Sometimes discrimination against religions even qualifies as racism ([...] discrimination against islam is usually described as racism in America),
This is just because when I first see somebody walking down the street, or I meet a person during a brief half-hour interview, I might not be able to identify which religion guides them. However, I can often notice traits that are very common in Islam, such as Arab traits including skin color. Wearing a turban might indicate involvement with a predominantly Islam nation, or someone from India (which is more Hindu than Islam), or the Sikh religion (rather than Islam). Regardless of which of those religions someone may be, turbans are less popular among Jews and Christians, so this could be a way for someone to discriminate (negatively or positively).
Race can often be determined with higher reliability, based on recognizing race-based characteristics (like skin color) or cultural characteristics, while individual religious decisions may be harder to determine (and therefore harder to use for discrimination).

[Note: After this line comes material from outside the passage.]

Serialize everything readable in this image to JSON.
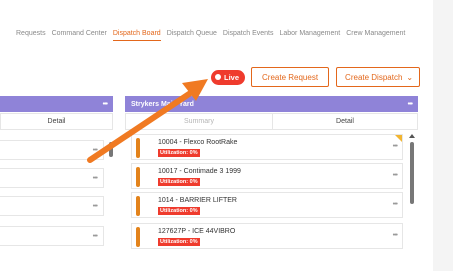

Laws or complaints about racism may be due to a perception that racism is simply more common (even if religiously motivated), or just because of strong sentiment of people despising racism (since race is less controllable than religion, discriminating based on that will be more offensive to at least some people).